Thankfully, good sushi is within reach at home. For me, the toughest part is making the vinegared rice. I haven’t mastered it yet but I’ll keep trying until I get it right. It’s a great excuse to eat more sushi.

Homemade sushi

Homemade sushi


1 1/2 cups sushi rice
1 2/3 cups water
1 4-inch piece of kombu seaweed
1/4 cup rice vinegar
2 tablespoons sugar
1/2 teaspoon salt
10 to 15 toasted nori seaweed sheets
any assortment of the following filling ingredients: sliced sashimi-grade tuna, sliced sashimi-grade salmon, salmon roe, sea urchin, crab, barbecued eel, egg omelet, shiso leaves, takuan pickled daikon radish, sesame seeds, sliced cucumber, sliced avocado, green onions, soy-simmered shiitake mushrooms, umeboshi plums, soy-simmered kampyo gourd strips, cooked spinach

1. Make the vinegared rice: soak the kombu seaweed in the water for about one hour to make the stock. Wash the rice 30 minutes prior to cooking and drain on a sieve. Put the vinegar, sugar, and salt in a small pot and heat slightly until dissolved. This completes the vinegar dressing. Place the rice and stock into a rice cooker and cook according to cooker instructions. Transfer the rice to a large bowl and sprinkle with the vinegar dressing. Using a flat wooden spoon, toss the rice with horizontal cutting strokes while cooling the rice with a hand-fan. When tossing is completed, cover the rice with a clean cloth moistened with water.

2. Place a nori seaweed sheet on a maki-su bamboo mat.
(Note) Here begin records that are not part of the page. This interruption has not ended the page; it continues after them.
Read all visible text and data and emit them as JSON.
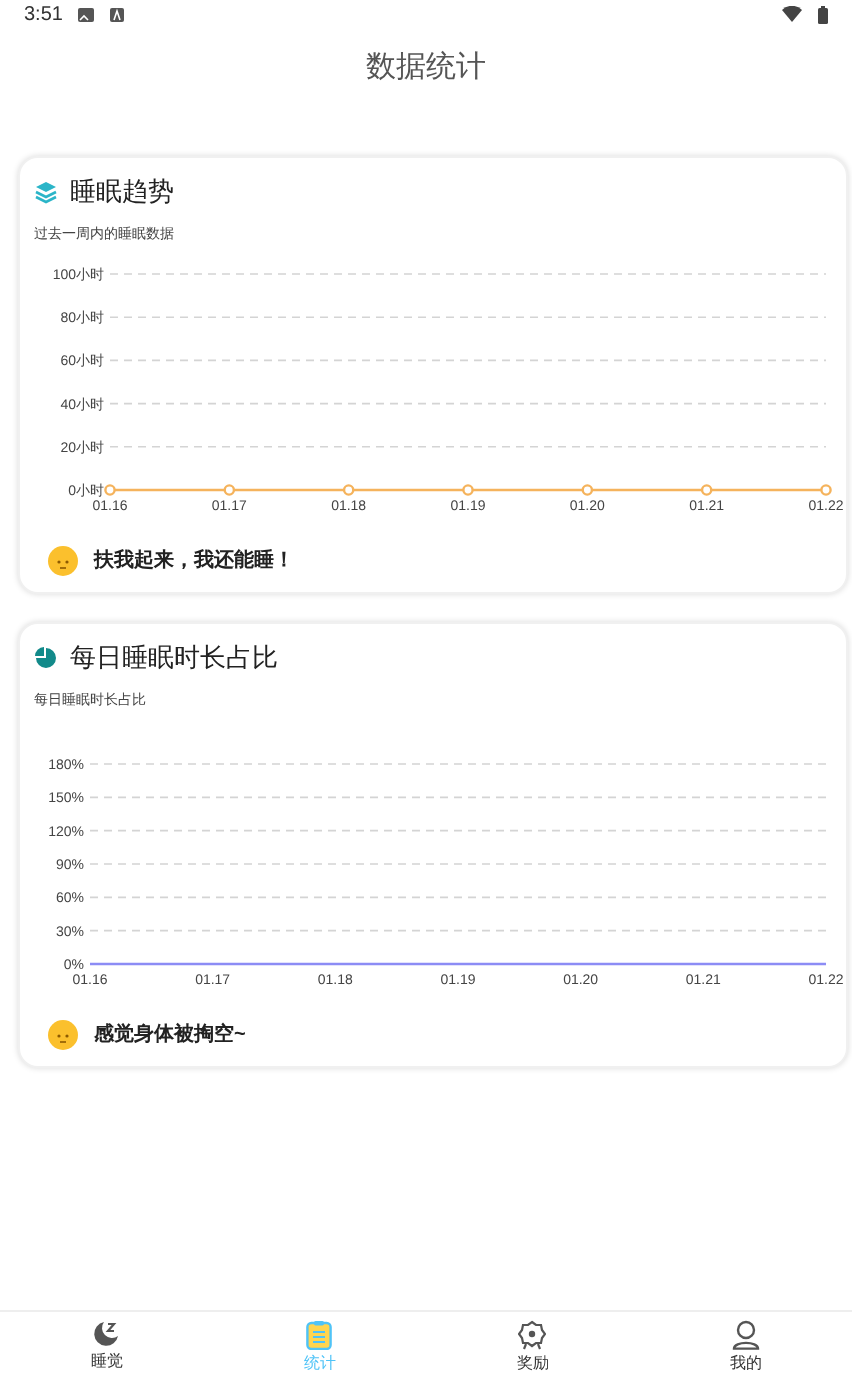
{
  "status_bar": {
    "time": "3:51"
  },
  "title": "数据统计",
  "cards": [
    {
      "title": "睡眠趋势",
      "subtitle": "过去一周内的睡眠数据",
      "message": "扶我起来，我还能睡！",
      "chart_data": {
        "type": "line",
        "grid": true,
        "categories": [
          "01.16",
          "01.17",
          "01.18",
          "01.19",
          "01.20",
          "01.21",
          "01.22"
        ],
        "series": [
          {
            "color": "#f5b35c",
            "marker": true,
            "values": [
              0,
              0,
              0,
              0,
              0,
              0,
              0
            ]
          }
        ],
        "ylim": [
          0,
          100
        ],
        "yticks": [
          {
            "value": 0,
            "label": "0小时"
          },
          {
            "value": 20,
            "label": "20小时"
          },
          {
            "value": 40,
            "label": "40小时"
          },
          {
            "value": 60,
            "label": "60小时"
          },
          {
            "value": 80,
            "label": "80小时"
          },
          {
            "value": 100,
            "label": "100小时"
          }
        ]
      }
    },
    {
      "title": "每日睡眠时长占比",
      "subtitle": "每日睡眠时长占比",
      "message": "感觉身体被掏空~",
      "chart_data": {
        "type": "line",
        "grid": true,
        "categories": [
          "01.16",
          "01.17",
          "01.18",
          "01.19",
          "01.20",
          "01.21",
          "01.22"
        ],
        "series": [
          {
            "color": "#8c8cf5",
            "marker": false,
            "values": [
              0,
              0,
              0,
              0,
              0,
              0,
              0
            ]
          }
        ],
        "ylim": [
          0,
          180
        ],
        "yticks": [
          {
            "value": 0,
            "label": "0%"
          },
          {
            "value": 30,
            "label": "30%"
          },
          {
            "value": 60,
            "label": "60%"
          },
          {
            "value": 90,
            "label": "90%"
          },
          {
            "value": 120,
            "label": "120%"
          },
          {
            "value": 150,
            "label": "150%"
          },
          {
            "value": 180,
            "label": "180%"
          }
        ]
      }
    }
  ],
  "tabs": [
    {
      "label": "睡觉",
      "selected": false
    },
    {
      "label": "统计",
      "selected": true
    },
    {
      "label": "奖励",
      "selected": false
    },
    {
      "label": "我的",
      "selected": false
    }
  ]
}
Put the vinegared rice lightly on the nori sheet and spread over the sheet, leaving 3/4-inch at the top and bottom uncovered.

3. Place filling ingredients of your choice horizontally on top of the rice.

4. Lift the edges of both the bamboo mat and nori sheet nearest you and bring over to meet the far edge of the sheet.

5. Gently but firmly press the bamboo mat around the roll to shape it. Push both ends of the rolls towards the center firmly a few times using a cloth or plastic wrap.

6. Cut in sixths or eighths crosswise. Clean the knife with water between cuttings. Serve with soy sauce, wasabi, and pickled ginger.